Marion Solomon continues the references to couples' therapy in her work, and explains from her point of view how understanding the brain helps in couples' therapy, seeing the brain as a series of layers of experience which are brought in to new relationships, each partner bringing the neuronal baggage of prior relationships into the current one, so working with two brains instead of just one has its challenges. Complaints, about each other, often reflect a re-enactment of prior conflicts. She demonstrates how she works using some case studies.

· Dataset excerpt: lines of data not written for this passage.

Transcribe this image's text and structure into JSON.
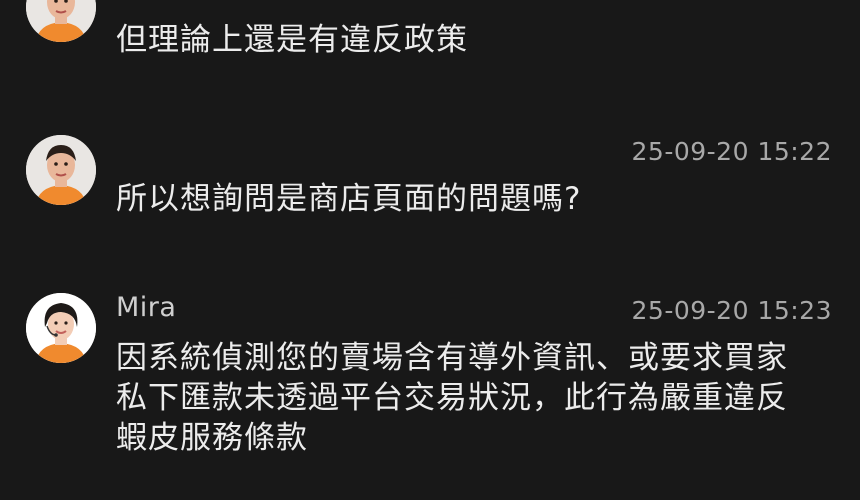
{
  "messages": [
    {
      "sender": "",
      "time": "",
      "text": "但理論上還是有違反政策",
      "avatar": "user-avatar"
    },
    {
      "sender": "",
      "time": "25-09-20 15:22",
      "text": "所以想詢問是商店頁面的問題嗎?",
      "avatar": "user-avatar"
    },
    {
      "sender": "Mira",
      "time": "25-09-20 15:23",
      "text": "因系統偵測您的賣場含有導外資訊、或要求買家\n私下匯款未透過平台交易狀況，此行為嚴重違反\n蝦皮服務條款",
      "avatar": "agent-avatar"
    }
  ]
}
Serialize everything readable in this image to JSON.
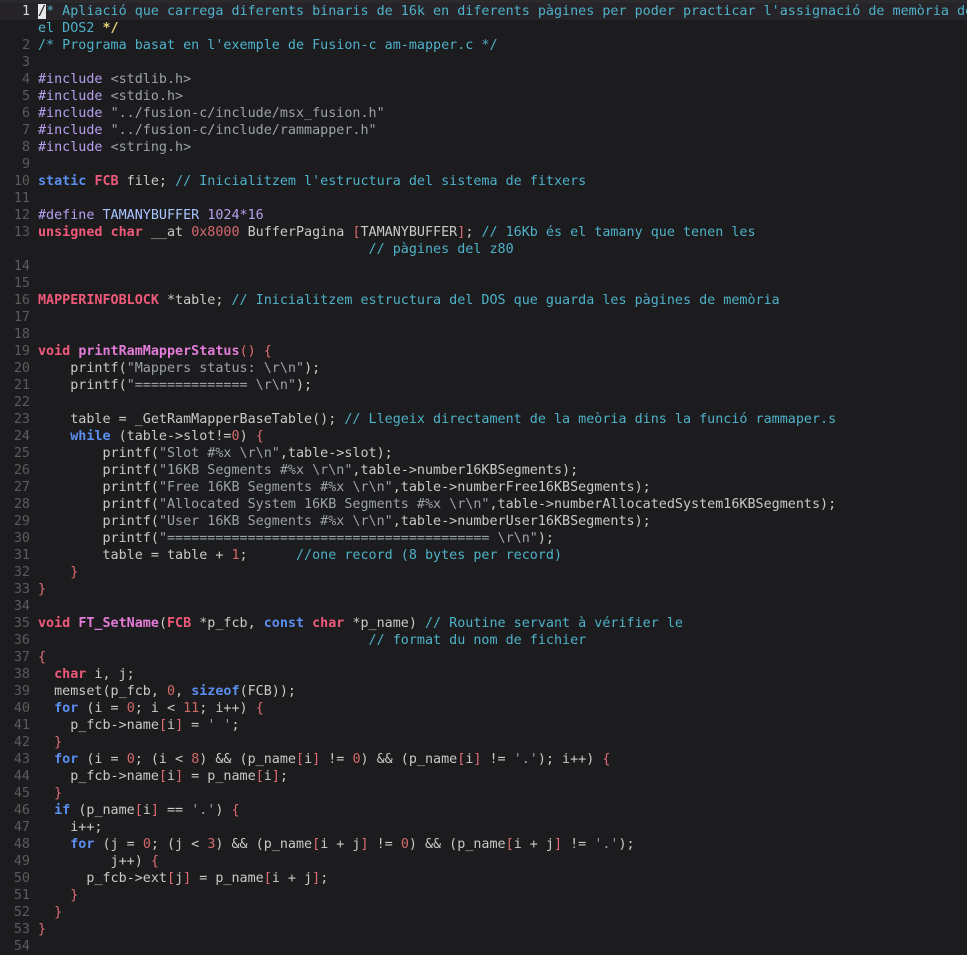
{
  "editor": {
    "current_line": 1,
    "lines": [
      {
        "n": "1",
        "tokens": [
          {
            "t": "/",
            "c": "cursor"
          },
          {
            "t": "* Apliació que carrega diferents binaris de 16k en diferents pàgines per poder practicar l'assignació de memòria de",
            "c": "cm"
          }
        ]
      },
      {
        "n": "",
        "tokens": [
          {
            "t": "el DOS2 ",
            "c": "cm"
          },
          {
            "t": "*/",
            "c": "todo"
          }
        ]
      },
      {
        "n": "2",
        "tokens": [
          {
            "t": "/* Programa basat en l'exemple de Fusion-c am-mapper.c */",
            "c": "cm"
          }
        ]
      },
      {
        "n": "3",
        "tokens": []
      },
      {
        "n": "4",
        "tokens": [
          {
            "t": "#include ",
            "c": "pp"
          },
          {
            "t": "<stdlib.h>",
            "c": "st"
          }
        ]
      },
      {
        "n": "5",
        "tokens": [
          {
            "t": "#include ",
            "c": "pp"
          },
          {
            "t": "<stdio.h>",
            "c": "st"
          }
        ]
      },
      {
        "n": "6",
        "tokens": [
          {
            "t": "#include ",
            "c": "pp"
          },
          {
            "t": "\"../fusion-c/include/msx_fusion.h\"",
            "c": "st"
          }
        ]
      },
      {
        "n": "7",
        "tokens": [
          {
            "t": "#include ",
            "c": "pp"
          },
          {
            "t": "\"../fusion-c/include/rammapper.h\"",
            "c": "st"
          }
        ]
      },
      {
        "n": "8",
        "tokens": [
          {
            "t": "#include ",
            "c": "pp"
          },
          {
            "t": "<string.h>",
            "c": "st"
          }
        ]
      },
      {
        "n": "9",
        "tokens": []
      },
      {
        "n": "10",
        "tokens": [
          {
            "t": "static ",
            "c": "kw"
          },
          {
            "t": "FCB",
            "c": "ty"
          },
          {
            "t": " file; "
          },
          {
            "t": "// Inicialitzem l'estructura del sistema de fitxers",
            "c": "cm"
          }
        ]
      },
      {
        "n": "11",
        "tokens": []
      },
      {
        "n": "12",
        "tokens": [
          {
            "t": "#define ",
            "c": "pp"
          },
          {
            "t": "TAMANYBUFFER ",
            "c": "id"
          },
          {
            "t": "1024*16",
            "c": "pp"
          }
        ]
      },
      {
        "n": "13",
        "tokens": [
          {
            "t": "unsigned ",
            "c": "ty"
          },
          {
            "t": "char",
            "c": "ty"
          },
          {
            "t": " __at "
          },
          {
            "t": "0x8000",
            "c": "nu"
          },
          {
            "t": " BufferPagina "
          },
          {
            "t": "[",
            "c": "br"
          },
          {
            "t": "TAMANYBUFFER"
          },
          {
            "t": "]",
            "c": "br"
          },
          {
            "t": "; "
          },
          {
            "t": "// 16Kb és el tamany que tenen les",
            "c": "cm"
          }
        ]
      },
      {
        "n": "",
        "tokens": [
          {
            "t": "                                         "
          },
          {
            "t": "// pàgines del z80",
            "c": "cm"
          }
        ]
      },
      {
        "n": "14",
        "tokens": []
      },
      {
        "n": "15",
        "tokens": []
      },
      {
        "n": "16",
        "tokens": [
          {
            "t": "MAPPERINFOBLOCK",
            "c": "ty"
          },
          {
            "t": " *table; "
          },
          {
            "t": "// Inicialitzem estructura del DOS que guarda les pàgines de memòria",
            "c": "cm"
          }
        ]
      },
      {
        "n": "17",
        "tokens": []
      },
      {
        "n": "18",
        "tokens": []
      },
      {
        "n": "19",
        "tokens": [
          {
            "t": "void ",
            "c": "ty"
          },
          {
            "t": "printRamMapperStatus",
            "c": "fn"
          },
          {
            "t": "() {",
            "c": "br"
          }
        ]
      },
      {
        "n": "20",
        "tokens": [
          {
            "t": "    printf("
          },
          {
            "t": "\"Mappers status: \\r\\n\"",
            "c": "st"
          },
          {
            "t": ");"
          }
        ]
      },
      {
        "n": "21",
        "tokens": [
          {
            "t": "    printf("
          },
          {
            "t": "\"============== \\r\\n\"",
            "c": "st"
          },
          {
            "t": ");"
          }
        ]
      },
      {
        "n": "22",
        "tokens": []
      },
      {
        "n": "23",
        "tokens": [
          {
            "t": "    table = _GetRamMapperBaseTable(); "
          },
          {
            "t": "// Llegeix directament de la meòria dins la funció rammaper.s",
            "c": "cm"
          }
        ]
      },
      {
        "n": "24",
        "tokens": [
          {
            "t": "    "
          },
          {
            "t": "while ",
            "c": "kw"
          },
          {
            "t": "(table->slot!="
          },
          {
            "t": "0",
            "c": "nu"
          },
          {
            "t": ") "
          },
          {
            "t": "{",
            "c": "br"
          }
        ]
      },
      {
        "n": "25",
        "tokens": [
          {
            "t": "        printf("
          },
          {
            "t": "\"Slot #%x \\r\\n\"",
            "c": "st"
          },
          {
            "t": ",table->slot);"
          }
        ]
      },
      {
        "n": "26",
        "tokens": [
          {
            "t": "        printf("
          },
          {
            "t": "\"16KB Segments #%x \\r\\n\"",
            "c": "st"
          },
          {
            "t": ",table->number16KBSegments);"
          }
        ]
      },
      {
        "n": "27",
        "tokens": [
          {
            "t": "        printf("
          },
          {
            "t": "\"Free 16KB Segments #%x \\r\\n\"",
            "c": "st"
          },
          {
            "t": ",table->numberFree16KBSegments);"
          }
        ]
      },
      {
        "n": "28",
        "tokens": [
          {
            "t": "        printf("
          },
          {
            "t": "\"Allocated System 16KB Segments #%x \\r\\n\"",
            "c": "st"
          },
          {
            "t": ",table->numberAllocatedSystem16KBSegments);"
          }
        ]
      },
      {
        "n": "29",
        "tokens": [
          {
            "t": "        printf("
          },
          {
            "t": "\"User 16KB Segments #%x \\r\\n\"",
            "c": "st"
          },
          {
            "t": ",table->numberUser16KBSegments);"
          }
        ]
      },
      {
        "n": "30",
        "tokens": [
          {
            "t": "        printf("
          },
          {
            "t": "\"======================================== \\r\\n\"",
            "c": "st"
          },
          {
            "t": ");"
          }
        ]
      },
      {
        "n": "31",
        "tokens": [
          {
            "t": "        table = table + "
          },
          {
            "t": "1",
            "c": "nu"
          },
          {
            "t": ";      "
          },
          {
            "t": "//one record (8 bytes per record)",
            "c": "cm"
          }
        ]
      },
      {
        "n": "32",
        "tokens": [
          {
            "t": "    "
          },
          {
            "t": "}",
            "c": "br"
          }
        ]
      },
      {
        "n": "33",
        "tokens": [
          {
            "t": "}",
            "c": "br"
          }
        ]
      },
      {
        "n": "34",
        "tokens": []
      },
      {
        "n": "35",
        "tokens": [
          {
            "t": "void ",
            "c": "ty"
          },
          {
            "t": "FT_SetName",
            "c": "fn"
          },
          {
            "t": "("
          },
          {
            "t": "FCB",
            "c": "ty"
          },
          {
            "t": " *p_fcb, "
          },
          {
            "t": "const ",
            "c": "kw"
          },
          {
            "t": "char",
            "c": "ty"
          },
          {
            "t": " *p_name) "
          },
          {
            "t": "// Routine servant à vérifier le",
            "c": "cm"
          }
        ]
      },
      {
        "n": "36",
        "tokens": [
          {
            "t": "                                         "
          },
          {
            "t": "// format du nom de fichier",
            "c": "cm"
          }
        ]
      },
      {
        "n": "37",
        "tokens": [
          {
            "t": "{",
            "c": "br"
          }
        ]
      },
      {
        "n": "38",
        "tokens": [
          {
            "t": "  "
          },
          {
            "t": "char",
            "c": "ty"
          },
          {
            "t": " i, j;"
          }
        ]
      },
      {
        "n": "39",
        "tokens": [
          {
            "t": "  memset(p_fcb, "
          },
          {
            "t": "0",
            "c": "nu"
          },
          {
            "t": ", "
          },
          {
            "t": "sizeof",
            "c": "kw"
          },
          {
            "t": "(FCB));"
          }
        ]
      },
      {
        "n": "40",
        "tokens": [
          {
            "t": "  "
          },
          {
            "t": "for ",
            "c": "kw"
          },
          {
            "t": "(i = "
          },
          {
            "t": "0",
            "c": "nu"
          },
          {
            "t": "; i < "
          },
          {
            "t": "11",
            "c": "nu"
          },
          {
            "t": "; i++) "
          },
          {
            "t": "{",
            "c": "br"
          }
        ]
      },
      {
        "n": "41",
        "tokens": [
          {
            "t": "    p_fcb->name"
          },
          {
            "t": "[",
            "c": "br"
          },
          {
            "t": "i"
          },
          {
            "t": "]",
            "c": "br"
          },
          {
            "t": " = "
          },
          {
            "t": "' '",
            "c": "st"
          },
          {
            "t": ";"
          }
        ]
      },
      {
        "n": "42",
        "tokens": [
          {
            "t": "  "
          },
          {
            "t": "}",
            "c": "br"
          }
        ]
      },
      {
        "n": "43",
        "tokens": [
          {
            "t": "  "
          },
          {
            "t": "for ",
            "c": "kw"
          },
          {
            "t": "(i = "
          },
          {
            "t": "0",
            "c": "nu"
          },
          {
            "t": "; (i < "
          },
          {
            "t": "8",
            "c": "nu"
          },
          {
            "t": ") && (p_name"
          },
          {
            "t": "[",
            "c": "br"
          },
          {
            "t": "i"
          },
          {
            "t": "]",
            "c": "br"
          },
          {
            "t": " != "
          },
          {
            "t": "0",
            "c": "nu"
          },
          {
            "t": ") && (p_name"
          },
          {
            "t": "[",
            "c": "br"
          },
          {
            "t": "i"
          },
          {
            "t": "]",
            "c": "br"
          },
          {
            "t": " != "
          },
          {
            "t": "'.'",
            "c": "st"
          },
          {
            "t": "); i++) "
          },
          {
            "t": "{",
            "c": "br"
          }
        ]
      },
      {
        "n": "44",
        "tokens": [
          {
            "t": "    p_fcb->name"
          },
          {
            "t": "[",
            "c": "br"
          },
          {
            "t": "i"
          },
          {
            "t": "]",
            "c": "br"
          },
          {
            "t": " = p_name"
          },
          {
            "t": "[",
            "c": "br"
          },
          {
            "t": "i"
          },
          {
            "t": "]",
            "c": "br"
          },
          {
            "t": ";"
          }
        ]
      },
      {
        "n": "45",
        "tokens": [
          {
            "t": "  "
          },
          {
            "t": "}",
            "c": "br"
          }
        ]
      },
      {
        "n": "46",
        "tokens": [
          {
            "t": "  "
          },
          {
            "t": "if ",
            "c": "kw"
          },
          {
            "t": "(p_name"
          },
          {
            "t": "[",
            "c": "br"
          },
          {
            "t": "i"
          },
          {
            "t": "]",
            "c": "br"
          },
          {
            "t": " == "
          },
          {
            "t": "'.'",
            "c": "st"
          },
          {
            "t": ") "
          },
          {
            "t": "{",
            "c": "br"
          }
        ]
      },
      {
        "n": "47",
        "tokens": [
          {
            "t": "    i++;"
          }
        ]
      },
      {
        "n": "48",
        "tokens": [
          {
            "t": "    "
          },
          {
            "t": "for ",
            "c": "kw"
          },
          {
            "t": "(j = "
          },
          {
            "t": "0",
            "c": "nu"
          },
          {
            "t": "; (j < "
          },
          {
            "t": "3",
            "c": "nu"
          },
          {
            "t": ") && (p_name"
          },
          {
            "t": "[",
            "c": "br"
          },
          {
            "t": "i + j"
          },
          {
            "t": "]",
            "c": "br"
          },
          {
            "t": " != "
          },
          {
            "t": "0",
            "c": "nu"
          },
          {
            "t": ") && (p_name"
          },
          {
            "t": "[",
            "c": "br"
          },
          {
            "t": "i + j"
          },
          {
            "t": "]",
            "c": "br"
          },
          {
            "t": " != "
          },
          {
            "t": "'.'",
            "c": "st"
          },
          {
            "t": ");"
          }
        ]
      },
      {
        "n": "49",
        "tokens": [
          {
            "t": "         j++) "
          },
          {
            "t": "{",
            "c": "br"
          }
        ]
      },
      {
        "n": "50",
        "tokens": [
          {
            "t": "      p_fcb->ext"
          },
          {
            "t": "[",
            "c": "br"
          },
          {
            "t": "j"
          },
          {
            "t": "]",
            "c": "br"
          },
          {
            "t": " = p_name"
          },
          {
            "t": "[",
            "c": "br"
          },
          {
            "t": "i + j"
          },
          {
            "t": "]",
            "c": "br"
          },
          {
            "t": ";"
          }
        ]
      },
      {
        "n": "51",
        "tokens": [
          {
            "t": "    "
          },
          {
            "t": "}",
            "c": "br"
          }
        ]
      },
      {
        "n": "52",
        "tokens": [
          {
            "t": "  "
          },
          {
            "t": "}",
            "c": "br"
          }
        ]
      },
      {
        "n": "53",
        "tokens": [
          {
            "t": "}",
            "c": "br"
          }
        ]
      },
      {
        "n": "54",
        "tokens": []
      }
    ]
  }
}
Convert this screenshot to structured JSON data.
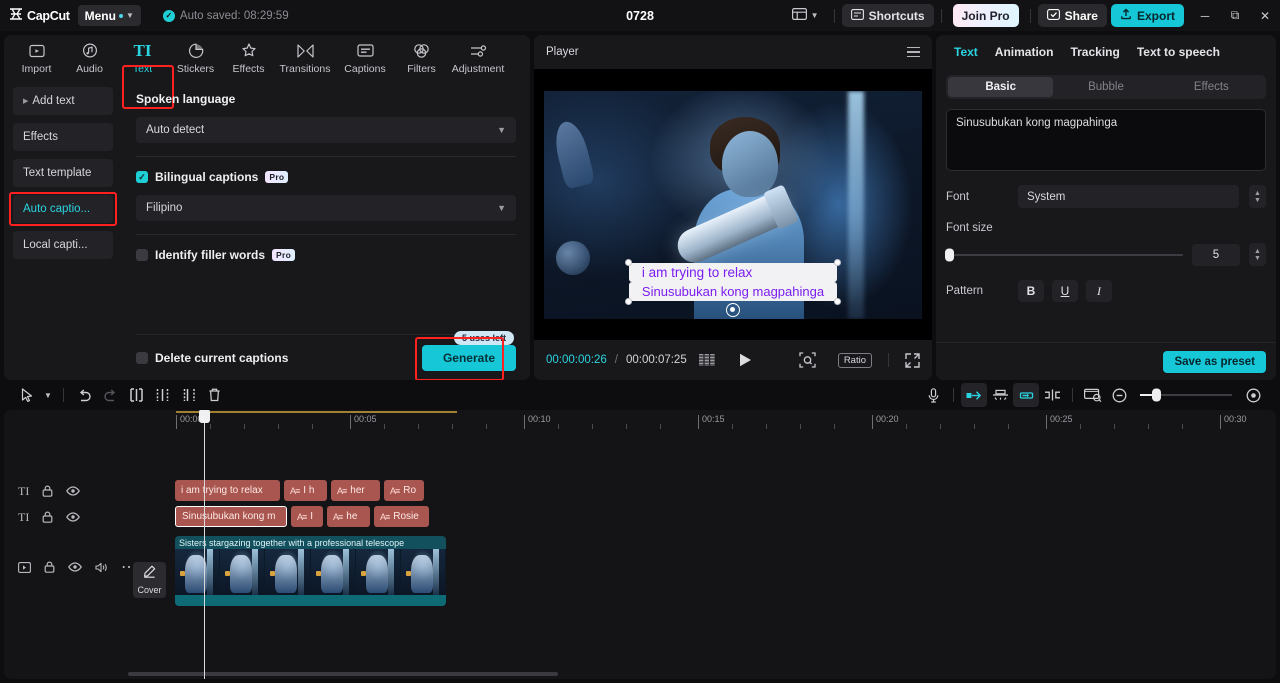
{
  "titlebar": {
    "brand": "CapCut",
    "menu_label": "Menu",
    "autosave": "Auto saved: 08:29:59",
    "project_title": "0728",
    "layout_icon": "layout-icon",
    "shortcuts_label": "Shortcuts",
    "join_pro_label": "Join Pro",
    "share_label": "Share",
    "export_label": "Export",
    "minimize": "─",
    "maximize": "❐",
    "close": "✕"
  },
  "tooltabs": [
    {
      "label": "Import",
      "icon": "import-icon"
    },
    {
      "label": "Audio",
      "icon": "audio-icon"
    },
    {
      "label": "Text",
      "icon": "text-icon"
    },
    {
      "label": "Stickers",
      "icon": "stickers-icon"
    },
    {
      "label": "Effects",
      "icon": "effects-icon"
    },
    {
      "label": "Transitions",
      "icon": "transitions-icon"
    },
    {
      "label": "Captions",
      "icon": "captions-icon"
    },
    {
      "label": "Filters",
      "icon": "filters-icon"
    },
    {
      "label": "Adjustment",
      "icon": "adjustment-icon"
    }
  ],
  "sidelist": [
    {
      "label": "Add text"
    },
    {
      "label": "Effects"
    },
    {
      "label": "Text template"
    },
    {
      "label": "Auto captio..."
    },
    {
      "label": "Local capti..."
    }
  ],
  "captions_panel": {
    "spoken_language_title": "Spoken language",
    "spoken_language_value": "Auto detect",
    "bilingual_label": "Bilingual captions",
    "bilingual_badge": "Pro",
    "bilingual_checked": true,
    "bilingual_language_value": "Filipino",
    "filler_label": "Identify filler words",
    "filler_badge": "Pro",
    "delete_label": "Delete current captions",
    "uses_left": "5 uses left",
    "generate_label": "Generate"
  },
  "player": {
    "title": "Player",
    "caption_line1": "i am trying to relax",
    "caption_line2": "Sinusubukan kong magpahinga",
    "current_time": "00:00:00:26",
    "separator": "/",
    "total_time": "00:00:07:25",
    "ratio_label": "Ratio"
  },
  "right_panel": {
    "tabs": [
      "Text",
      "Animation",
      "Tracking",
      "Text to speech"
    ],
    "segments": [
      "Basic",
      "Bubble",
      "Effects"
    ],
    "text_value": "Sinusubukan kong magpahinga",
    "font_label": "Font",
    "font_value": "System",
    "font_size_label": "Font size",
    "font_size_value": "5",
    "pattern_label": "Pattern",
    "bold": "B",
    "underline": "U",
    "italic": "I",
    "save_preset_label": "Save as preset"
  },
  "timeline": {
    "ruler_labels": [
      "00:00",
      "00:05",
      "00:10",
      "00:15",
      "00:20",
      "00:25",
      "00:30"
    ],
    "cover_label": "Cover",
    "text_track_1": [
      {
        "label": "i am trying to relax",
        "has_icon": false
      },
      {
        "label": "I h",
        "has_icon": true
      },
      {
        "label": "her",
        "has_icon": true
      },
      {
        "label": "Ro",
        "has_icon": true
      }
    ],
    "text_track_2": [
      {
        "label": "Sinusubukan kong m",
        "has_icon": false,
        "selected": true
      },
      {
        "label": "I",
        "has_icon": true
      },
      {
        "label": "he",
        "has_icon": true
      },
      {
        "label": "Rosie",
        "has_icon": true
      }
    ],
    "video_clip_title": "Sisters stargazing together with a professional telescope"
  }
}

Goldstein and Dan Siegel himself then write about feeling that is felt, namely the co-creation (another old but good term) of an emergent experience of connection, safety, and awareness in both individual, and now, group therapy. They see this as applying the lens of interpersonal neurobiology to combine a deep view of conscious awareness with emerging findings from the study of the social brain. Awareness here is felt to be fundamental to the change process, and so they promote the conscious experiences that will promote change that leads to wellbeing and relational health, consciousness itself relating to (that word again) self-organizing function that promote these two goals. We are human doings, rather than human beings, perhaps referring to behavioural activation.
So: for those of us with a sense of history, and a background, albeit early in the 60's and 70's and with later immersion in General Systems Theory and Gregory Bateson and Paul Dell and the family therapy movement and the like, this is a gorgeous book full of nostalgia and docking with modern theory of mind and brain. For Millennials, I am not so sure, the references are academic and philosophical, but they are brought up on manualized therapies and checklists. Nowhere does CBT perhaps set out to penetrate the phenomenology of human experience, or the evidence base of psychiatry really, successfully engaged with human phenomenological experience of suffering as Miller has criticized. These are the musings of old-school psychodynamic therapists loaded with the study of how people think and how this reflects in their behaviour. Recently I discovered a group of young therapists who knew nothing of Cognitive Dissonance or Attribution Errors or anything Festinger or Kleinian or Winnicott: on the other hand, a new group suddenly discovered Vygotsky in didactics and proudly waved those neuroscientific insights around.
As a profession, we need to seriously integrate the elegant formulations of past giants in phenomenology, and I hope these and other editors and authors set out to nail this science to the mast of human experience in better ways as an ongoing endeavour.
© 2017 Roy Sugarman
Roy Sugarman PhD, Director: applied neuroscience in performance innovation, Team EXOS, Arizona